Your goal – Here the job is to retype the data word for word while leaving the pictures aside.

Source material –
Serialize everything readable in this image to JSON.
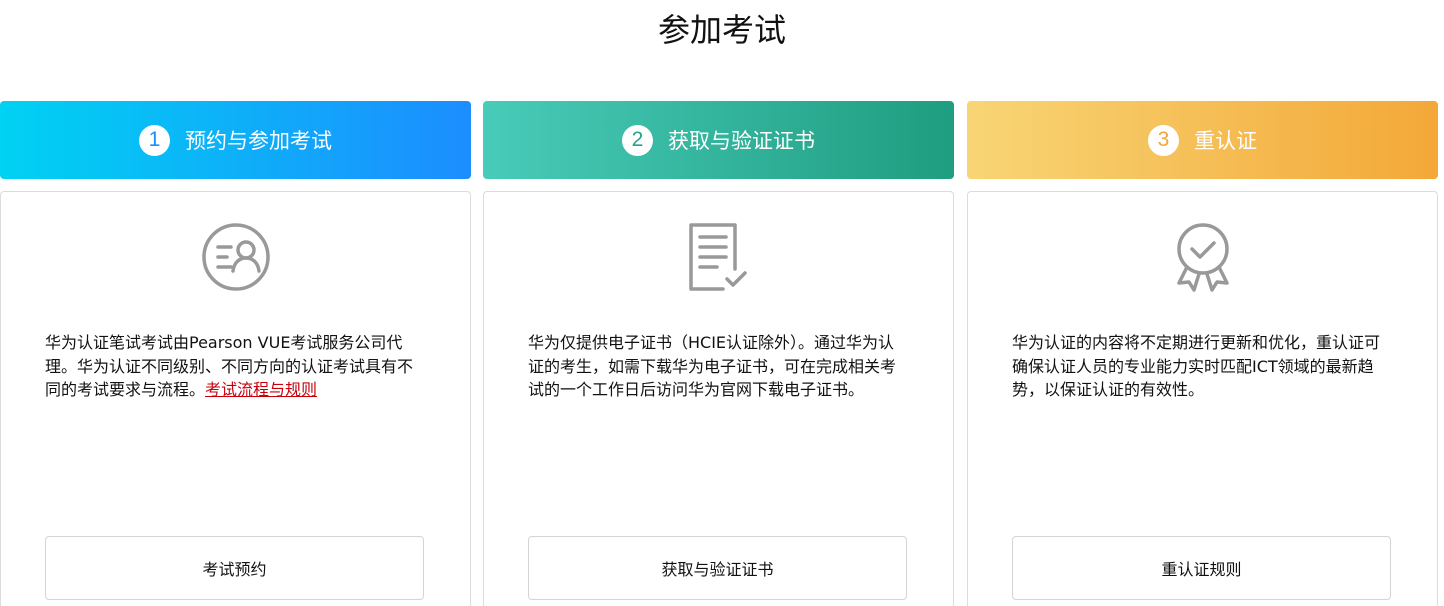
{
  "page": {
    "title": "参加考试"
  },
  "steps": [
    {
      "number": "1",
      "title": "预约与参加考试",
      "icon": "exam-profile-icon",
      "text_before_link": "华为认证笔试考试由Pearson VUE考试服务公司代理。华为认证不同级别、不同方向的认证考试具有不同的考试要求与流程。",
      "link_label": "考试流程与规则",
      "button_label": "考试预约"
    },
    {
      "number": "2",
      "title": "获取与验证证书",
      "icon": "certificate-document-icon",
      "text": "华为仅提供电子证书（HCIE认证除外）。通过华为认证的考生，如需下载华为电子证书，可在完成相关考试的一个工作日后访问华为官网下载电子证书。",
      "button_label": "获取与验证证书"
    },
    {
      "number": "3",
      "title": "重认证",
      "icon": "award-badge-icon",
      "text": "华为认证的内容将不定期进行更新和优化，重认证可确保认证人员的专业能力实时匹配ICT领域的最新趋势，以保证认证的有效性。",
      "button_label": "重认证规则"
    }
  ],
  "colors": {
    "step1_gradient": [
      "#00d2f2",
      "#1c8dff"
    ],
    "step2_gradient": [
      "#48cbb9",
      "#1f9d80"
    ],
    "step3_gradient": [
      "#f8d575",
      "#f3a838"
    ],
    "link": "#c7000b",
    "icon_stroke": "#999999"
  }
}
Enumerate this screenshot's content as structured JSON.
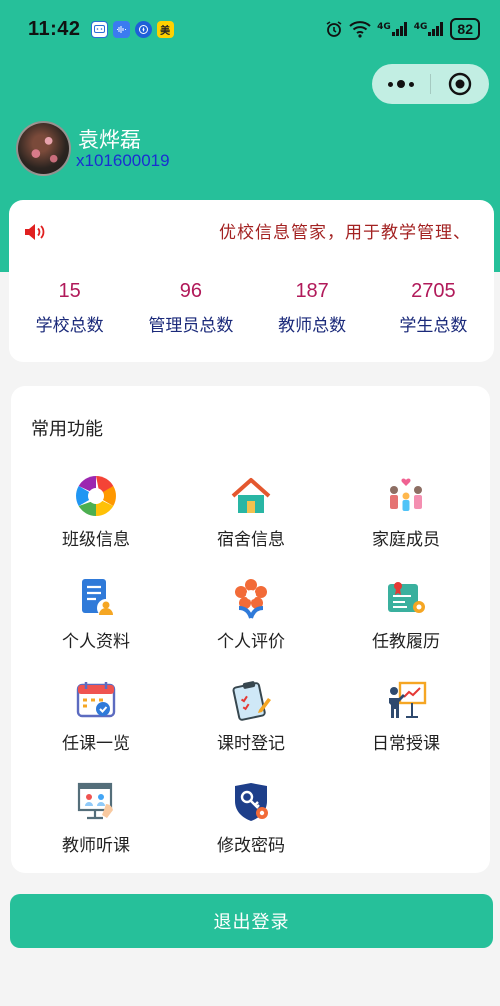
{
  "status_bar": {
    "time": "11:42",
    "app_badge_label": "美",
    "network_1": "4G",
    "network_2": "4G",
    "battery": "82"
  },
  "user": {
    "name": "袁烨磊",
    "id": "x101600019"
  },
  "notice": {
    "text": "优校信息管家，用于教学管理、"
  },
  "stats": [
    {
      "value": "15",
      "label": "学校总数"
    },
    {
      "value": "96",
      "label": "管理员总数"
    },
    {
      "value": "187",
      "label": "教师总数"
    },
    {
      "value": "2705",
      "label": "学生总数"
    }
  ],
  "functions": {
    "title": "常用功能",
    "items": [
      {
        "label": "班级信息",
        "icon": "aperture-icon"
      },
      {
        "label": "宿舍信息",
        "icon": "house-icon"
      },
      {
        "label": "家庭成员",
        "icon": "family-icon"
      },
      {
        "label": "个人资料",
        "icon": "profile-doc-icon"
      },
      {
        "label": "个人评价",
        "icon": "flower-icon"
      },
      {
        "label": "任教履历",
        "icon": "certificate-icon"
      },
      {
        "label": "任课一览",
        "icon": "calendar-check-icon"
      },
      {
        "label": "课时登记",
        "icon": "clipboard-icon"
      },
      {
        "label": "日常授课",
        "icon": "teacher-board-icon"
      },
      {
        "label": "教师听课",
        "icon": "screen-lecture-icon"
      },
      {
        "label": "修改密码",
        "icon": "key-shield-icon"
      }
    ]
  },
  "logout_label": "退出登录",
  "colors": {
    "primary": "#26c09a",
    "stat_value": "#b11a5a",
    "stat_label": "#1b2a7a",
    "notice_text": "#a32222",
    "user_id": "#1a2fd1"
  }
}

Answer section –
Serialize everything readable in this image to JSON.
{
  "page": {
    "title": "参加考试"
  },
  "steps": [
    {
      "number": "1",
      "title": "预约与参加考试",
      "icon": "exam-profile-icon",
      "text_before_link": "华为认证笔试考试由Pearson VUE考试服务公司代理。华为认证不同级别、不同方向的认证考试具有不同的考试要求与流程。",
      "link_label": "考试流程与规则",
      "button_label": "考试预约"
    },
    {
      "number": "2",
      "title": "获取与验证证书",
      "icon": "certificate-document-icon",
      "text": "华为仅提供电子证书（HCIE认证除外）。通过华为认证的考生，如需下载华为电子证书，可在完成相关考试的一个工作日后访问华为官网下载电子证书。",
      "button_label": "获取与验证证书"
    },
    {
      "number": "3",
      "title": "重认证",
      "icon": "award-badge-icon",
      "text": "华为认证的内容将不定期进行更新和优化，重认证可确保认证人员的专业能力实时匹配ICT领域的最新趋势，以保证认证的有效性。",
      "button_label": "重认证规则"
    }
  ],
  "colors": {
    "step1_gradient": [
      "#00d2f2",
      "#1c8dff"
    ],
    "step2_gradient": [
      "#48cbb9",
      "#1f9d80"
    ],
    "step3_gradient": [
      "#f8d575",
      "#f3a838"
    ],
    "link": "#c7000b",
    "icon_stroke": "#999999"
  }
}
Enumerate this screenshot's content as structured JSON.
{
  "status_bar": {
    "time": "11:42",
    "app_badge_label": "美",
    "network_1": "4G",
    "network_2": "4G",
    "battery": "82"
  },
  "user": {
    "name": "袁烨磊",
    "id": "x101600019"
  },
  "notice": {
    "text": "优校信息管家，用于教学管理、"
  },
  "stats": [
    {
      "value": "15",
      "label": "学校总数"
    },
    {
      "value": "96",
      "label": "管理员总数"
    },
    {
      "value": "187",
      "label": "教师总数"
    },
    {
      "value": "2705",
      "label": "学生总数"
    }
  ],
  "functions": {
    "title": "常用功能",
    "items": [
      {
        "label": "班级信息",
        "icon": "aperture-icon"
      },
      {
        "label": "宿舍信息",
        "icon": "house-icon"
      },
      {
        "label": "家庭成员",
        "icon": "family-icon"
      },
      {
        "label": "个人资料",
        "icon": "profile-doc-icon"
      },
      {
        "label": "个人评价",
        "icon": "flower-icon"
      },
      {
        "label": "任教履历",
        "icon": "certificate-icon"
      },
      {
        "label": "任课一览",
        "icon": "calendar-check-icon"
      },
      {
        "label": "课时登记",
        "icon": "clipboard-icon"
      },
      {
        "label": "日常授课",
        "icon": "teacher-board-icon"
      },
      {
        "label": "教师听课",
        "icon": "screen-lecture-icon"
      },
      {
        "label": "修改密码",
        "icon": "key-shield-icon"
      }
    ]
  },
  "logout_label": "退出登录",
  "colors": {
    "primary": "#26c09a",
    "stat_value": "#b11a5a",
    "stat_label": "#1b2a7a",
    "notice_text": "#a32222",
    "user_id": "#1a2fd1"
  }
}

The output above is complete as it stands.